Comments: CH, a heterogeneous disorder with prevalence influenced by familial, ethnic, and gender factors, is more common in Latino/Hispanic females. When present, a eutopic thyroid is more likely to be detected by 123I scintigraphy; this method is therefore preferred over scintigraphy using technetium Tc 99m pertechnetate for optimal management of CH. Parents can then be counseled on either the certainty of lifetime therapy (for dysplastic thyroid) or the possibility of later discontinuing therapy (for eutopic thyroid, because CH may be transient in these children). If the dysplastic thyroid gland is absent or ectopic (usually a small sublingual gland), parents can be told that the infant will need lifetime thyroid therapy. If the thyroid gland is present in the normal position (eutopic) and the condition is transient (as shown by controlled withdrawal of thyroid in older children), lifelong treatment may not be needed. Parents rightly expect this maximal clinical and laboratory information in the immediate newborn period. Some clinicians hesitate to recommend neonatal scintigraphy for children with CH because of concern about delaying L-thyroxine therapy, concern about radiation exposure, or both. We believe that neither concern is warranted. 123I thyroid imaging has been used for many decades without evidence of risk for thyroid cancer. Treatment need not be delayed until scintigraphy is done. We did not use ultrasonography for thyroid imaging because this technique was not available in the early years of our study and may still not have sufficient sensitivity. Sources of discrepancy in our study could include scintigraphy interpreter bias due to lack of objective standards. We cannot estimate the true prevalence of transient CH because not all physicians give children with CH a trial off therapy at 2 to 3 years old, even if a eutopic thyroid is shown by 123I scintigraphy. Because therapy with L-thyroxine is simple and inexpensive and the outcome of untreated CH can be devastating, some parents and physicians are reluctant to discontinue treatment in children with CH, even when scans show a eutopic thyroid. Additionally, the clinical information contained in our database was not detailed enough to enable us to discover all cases of CH in which thyroxine therapy was discontinued. Because the study began in 1978 (>25 years ago), some patients were unavailable for long-term follow-up. In addition to allowing a more rational clinical approach to CH, 123I thyroid scintigraphy may help define underlying genetic factors and mechanisms of thyroid development and differentiation.
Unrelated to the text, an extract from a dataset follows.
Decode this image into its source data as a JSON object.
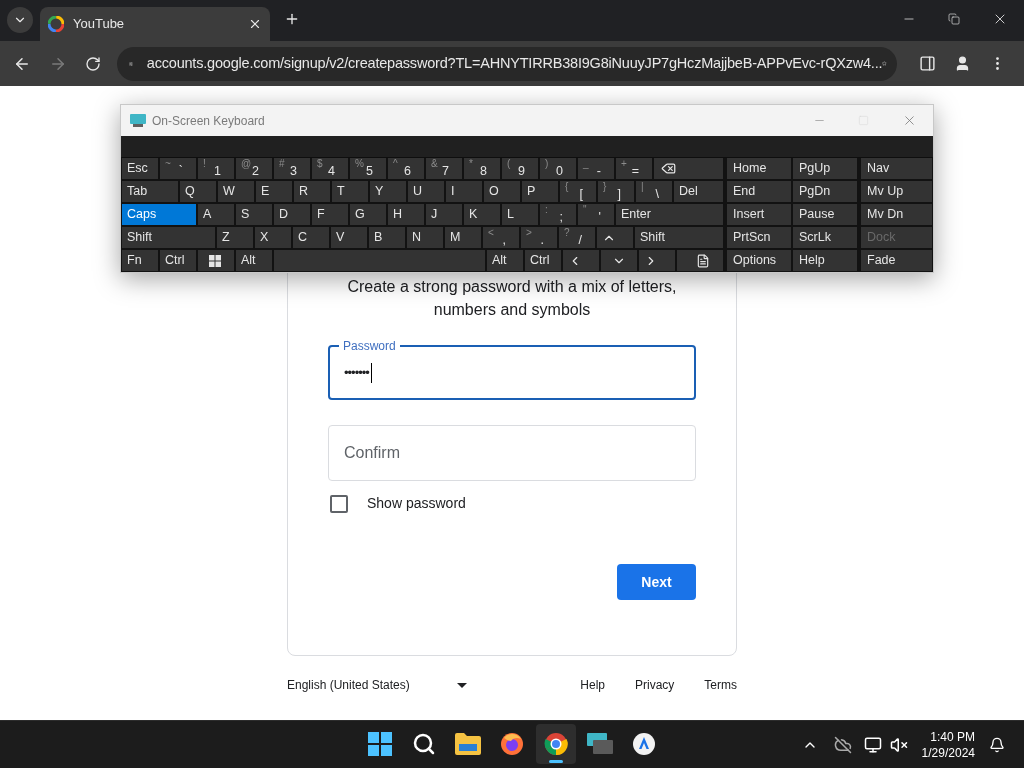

This study's findings, that prevalence of CH and of thyroid dysplasia differed between genders and among racial/ethnic groups, seem to support a genetic basis for CH. Our results confirm previously published reports from the State of California Department of Health Services, Genetic Disease Branch and other studies describing multiple genetic abnormalities associated with CH.

Conclusions: Despite data limitations, we believe that neonatal diagnosis of CH represents perhaps the greatest success of newborn screening programs. Initial laboratory diagnosis is simple and sufficiently accurate; treatment is simple, inexpensive, and effective. Severe mental retardation and growth failure can be prevented. Considering today's rapid advances in understanding the basic mechanisms of thyroid embryogenesis and gene abnormalities, thyroid scintigraphy may provide insight into clinical and genetic correlates in CH.

MeSH terms

  • Choristoma / diagnostic imaging*
  • Congenital Hypothyroidism*
  • Female
  • Hispanic or Latino
  • Humans
  • Hypothyroidism / diagnostic imaging*
  • Hypothyroidism / drug therapy
  • Hypothyroidism / ethnology
  • Infant, Newborn / blood
  • Iodine Radioisotopes*
  • Male
  • Neonatal Screening
  • Radionuclide Imaging
  • Retrospective Studies
  • Sodium Pertechnetate Tc 99m
  • Thyroid Gland / abnormalities
  • Thyroid Gland / diagnostic imaging*
  • Thyrotropin / blood
  • Thyroxine / therapeutic use
  • White People


  • Iodine Radioisotopes
  • Thyrotropin
  • Sodium Pertechnetate Tc 99m
  • Thyroxine